##### Exercise data #####
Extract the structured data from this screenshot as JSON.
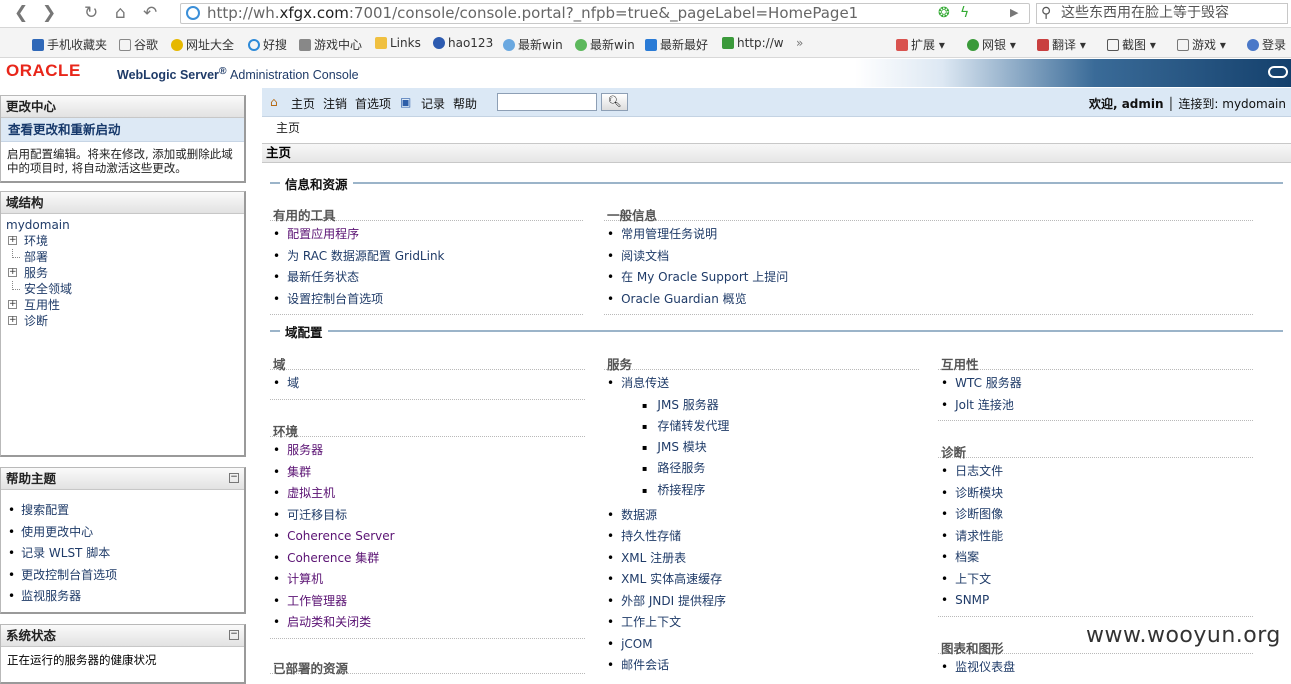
{
  "browser": {
    "url_prefix": "http://wh.",
    "url_host": "xfgx.com",
    "url_rest": ":7001/console/console.portal?_nfpb=true&_pageLabel=HomePage1",
    "search_text": "这些东西用在脸上等于毁容",
    "bookmarks": [
      "手机收藏夹",
      "谷歌",
      "网址大全",
      "好搜",
      "游戏中心",
      "Links",
      "hao123",
      "最新win",
      "最新win",
      "最新最好",
      "http://w"
    ],
    "tools": [
      "扩展",
      "网银",
      "翻译",
      "截图",
      "游戏",
      "登录"
    ]
  },
  "header": {
    "brand": "ORACLE",
    "product": "WebLogic Server",
    "reg": "®",
    "subtitle": "Administration Console"
  },
  "change_center": {
    "title": "更改中心",
    "link": "查看更改和重新启动",
    "desc": "启用配置编辑。将来在修改, 添加或删除此域中的项目时, 将自动激活这些更改。"
  },
  "domain_structure": {
    "title": "域结构",
    "root": "mydomain",
    "items": [
      "环境",
      "部署",
      "服务",
      "安全领域",
      "互用性",
      "诊断"
    ]
  },
  "help": {
    "title": "帮助主题",
    "items": [
      "搜索配置",
      "使用更改中心",
      "记录 WLST 脚本",
      "更改控制台首选项",
      "监视服务器"
    ]
  },
  "system_status": {
    "title": "系统状态",
    "text": "正在运行的服务器的健康状况"
  },
  "toolbar": {
    "home": "主页",
    "logout": "注销",
    "prefs": "首选项",
    "record": "记录",
    "help": "帮助",
    "welcome": "欢迎, admin",
    "connected": "连接到: mydomain"
  },
  "breadcrumb": "主页",
  "main": {
    "title": "主页",
    "sections": {
      "info": "信息和资源",
      "domain": "域配置"
    },
    "tools": {
      "title": "有用的工具",
      "items": [
        "配置应用程序",
        "为 RAC 数据源配置 GridLink",
        "最新任务状态",
        "设置控制台首选项"
      ]
    },
    "general": {
      "title": "一般信息",
      "items": [
        "常用管理任务说明",
        "阅读文档",
        "在 My Oracle Support 上提问",
        "Oracle Guardian 概览"
      ]
    },
    "domain_grp": {
      "title": "域",
      "items": [
        "域"
      ]
    },
    "env": {
      "title": "环境",
      "items": [
        "服务器",
        "集群",
        "虚拟主机",
        "可迁移目标",
        "Coherence Server",
        "Coherence 集群",
        "计算机",
        "工作管理器",
        "启动类和关闭类"
      ]
    },
    "deployed": {
      "title": "已部署的资源"
    },
    "services": {
      "title": "服务",
      "messaging": "消息传送",
      "messaging_sub": [
        "JMS 服务器",
        "存储转发代理",
        "JMS 模块",
        "路径服务",
        "桥接程序"
      ],
      "items": [
        "数据源",
        "持久性存储",
        "XML 注册表",
        "XML 实体高速缓存",
        "外部 JNDI 提供程序",
        "工作上下文",
        "jCOM",
        "邮件会话"
      ]
    },
    "interop": {
      "title": "互用性",
      "items": [
        "WTC 服务器",
        "Jolt 连接池"
      ]
    },
    "diag": {
      "title": "诊断",
      "items": [
        "日志文件",
        "诊断模块",
        "诊断图像",
        "请求性能",
        "档案",
        "上下文",
        "SNMP"
      ]
    },
    "charts": {
      "title": "图表和图形",
      "items": [
        "监视仪表盘"
      ]
    }
  },
  "watermark": "www.wooyun.org"
}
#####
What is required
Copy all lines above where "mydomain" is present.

Answer to this task
    "root": "mydomain",
    "connected": "连接到: mydomain"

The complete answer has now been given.